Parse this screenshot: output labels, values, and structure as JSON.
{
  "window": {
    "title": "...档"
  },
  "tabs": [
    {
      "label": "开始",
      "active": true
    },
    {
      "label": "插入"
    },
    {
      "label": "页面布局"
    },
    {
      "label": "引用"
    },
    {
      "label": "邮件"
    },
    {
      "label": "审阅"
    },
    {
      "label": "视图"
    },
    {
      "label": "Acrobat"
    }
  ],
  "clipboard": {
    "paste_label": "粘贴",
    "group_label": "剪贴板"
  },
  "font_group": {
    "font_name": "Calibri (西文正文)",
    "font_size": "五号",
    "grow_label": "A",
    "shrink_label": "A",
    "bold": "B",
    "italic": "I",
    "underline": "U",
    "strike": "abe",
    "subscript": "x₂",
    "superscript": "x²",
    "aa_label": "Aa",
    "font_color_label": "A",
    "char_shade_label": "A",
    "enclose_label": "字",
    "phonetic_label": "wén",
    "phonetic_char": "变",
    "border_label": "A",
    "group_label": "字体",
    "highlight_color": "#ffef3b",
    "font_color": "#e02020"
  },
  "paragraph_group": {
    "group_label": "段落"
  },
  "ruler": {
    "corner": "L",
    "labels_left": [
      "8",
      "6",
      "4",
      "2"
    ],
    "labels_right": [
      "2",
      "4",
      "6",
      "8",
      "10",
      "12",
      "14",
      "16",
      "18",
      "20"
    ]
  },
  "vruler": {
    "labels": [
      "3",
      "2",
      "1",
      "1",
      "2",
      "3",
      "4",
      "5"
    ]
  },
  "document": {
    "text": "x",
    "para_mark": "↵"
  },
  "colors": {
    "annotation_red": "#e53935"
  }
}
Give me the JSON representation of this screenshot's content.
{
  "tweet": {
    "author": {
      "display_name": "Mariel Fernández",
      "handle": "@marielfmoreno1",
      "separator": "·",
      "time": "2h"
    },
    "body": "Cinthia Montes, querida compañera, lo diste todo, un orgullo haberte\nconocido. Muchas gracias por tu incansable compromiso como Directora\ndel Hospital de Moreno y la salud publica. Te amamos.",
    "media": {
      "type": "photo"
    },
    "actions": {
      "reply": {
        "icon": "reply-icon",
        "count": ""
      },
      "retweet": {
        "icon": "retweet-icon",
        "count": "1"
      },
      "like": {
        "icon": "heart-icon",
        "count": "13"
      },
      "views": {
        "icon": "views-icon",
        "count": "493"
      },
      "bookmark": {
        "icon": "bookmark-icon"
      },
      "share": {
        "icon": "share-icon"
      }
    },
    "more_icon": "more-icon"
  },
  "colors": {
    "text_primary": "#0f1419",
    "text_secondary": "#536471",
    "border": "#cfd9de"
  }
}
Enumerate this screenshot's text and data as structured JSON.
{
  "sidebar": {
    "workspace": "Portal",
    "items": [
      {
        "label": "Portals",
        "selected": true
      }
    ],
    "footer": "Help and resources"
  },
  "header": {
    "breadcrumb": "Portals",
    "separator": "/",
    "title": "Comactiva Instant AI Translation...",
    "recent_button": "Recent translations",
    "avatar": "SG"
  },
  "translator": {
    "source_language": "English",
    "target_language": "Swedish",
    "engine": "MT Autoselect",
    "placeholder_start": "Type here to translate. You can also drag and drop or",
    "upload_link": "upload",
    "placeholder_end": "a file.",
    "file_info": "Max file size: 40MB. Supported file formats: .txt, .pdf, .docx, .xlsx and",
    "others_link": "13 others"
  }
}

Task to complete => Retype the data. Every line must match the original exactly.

Result below =>
Parse this screenshot: output labels, values, and structure as JSON.
{
  "window": {
    "title": "...档"
  },
  "tabs": [
    {
      "label": "开始",
      "active": true
    },
    {
      "label": "插入"
    },
    {
      "label": "页面布局"
    },
    {
      "label": "引用"
    },
    {
      "label": "邮件"
    },
    {
      "label": "审阅"
    },
    {
      "label": "视图"
    },
    {
      "label": "Acrobat"
    }
  ],
  "clipboard": {
    "paste_label": "粘贴",
    "group_label": "剪贴板"
  },
  "font_group": {
    "font_name": "Calibri (西文正文)",
    "font_size": "五号",
    "grow_label": "A",
    "shrink_label": "A",
    "bold": "B",
    "italic": "I",
    "underline": "U",
    "strike": "abe",
    "subscript": "x₂",
    "superscript": "x²",
    "aa_label": "Aa",
    "font_color_label": "A",
    "char_shade_label": "A",
    "enclose_label": "字",
    "phonetic_label": "wén",
    "phonetic_char": "变",
    "border_label": "A",
    "group_label": "字体",
    "highlight_color": "#ffef3b",
    "font_color": "#e02020"
  },
  "paragraph_group": {
    "group_label": "段落"
  },
  "ruler": {
    "corner": "L",
    "labels_left": [
      "8",
      "6",
      "4",
      "2"
    ],
    "labels_right": [
      "2",
      "4",
      "6",
      "8",
      "10",
      "12",
      "14",
      "16",
      "18",
      "20"
    ]
  },
  "vruler": {
    "labels": [
      "3",
      "2",
      "1",
      "1",
      "2",
      "3",
      "4",
      "5"
    ]
  },
  "document": {
    "text": "x",
    "para_mark": "↵"
  },
  "colors": {
    "annotation_red": "#e53935"
  }
}
Give me the JSON representation of this screenshot's content.
{
  "tweet": {
    "author": {
      "display_name": "Mariel Fernández",
      "handle": "@marielfmoreno1",
      "separator": "·",
      "time": "2h"
    },
    "body": "Cinthia Montes, querida compañera, lo diste todo, un orgullo haberte\nconocido. Muchas gracias por tu incansable compromiso como Directora\ndel Hospital de Moreno y la salud publica. Te amamos.",
    "media": {
      "type": "photo"
    },
    "actions": {
      "reply": {
        "icon": "reply-icon",
        "count": ""
      },
      "retweet": {
        "icon": "retweet-icon",
        "count": "1"
      },
      "like": {
        "icon": "heart-icon",
        "count": "13"
      },
      "views": {
        "icon": "views-icon",
        "count": "493"
      },
      "bookmark": {
        "icon": "bookmark-icon"
      },
      "share": {
        "icon": "share-icon"
      }
    },
    "more_icon": "more-icon"
  },
  "colors": {
    "text_primary": "#0f1419",
    "text_secondary": "#536471",
    "border": "#cfd9de"
  }
}
Enumerate this screenshot's text and data as structured JSON.
{
  "sidebar": {
    "workspace": "Portal",
    "items": [
      {
        "label": "Portals",
        "selected": true
      }
    ],
    "footer": "Help and resources"
  },
  "header": {
    "breadcrumb": "Portals",
    "separator": "/",
    "title": "Comactiva Instant AI Translation...",
    "recent_button": "Recent translations",
    "avatar": "SG"
  },
  "translator": {
    "source_language": "English",
    "target_language": "Swedish",
    "engine": "MT Autoselect",
    "placeholder_start": "Type here to translate. You can also drag and drop or",
    "upload_link": "upload",
    "placeholder_end": "a file.",
    "file_info": "Max file size: 40MB. Supported file formats: .txt, .pdf, .docx, .xlsx and",
    "others_link": "13 others"
  }
}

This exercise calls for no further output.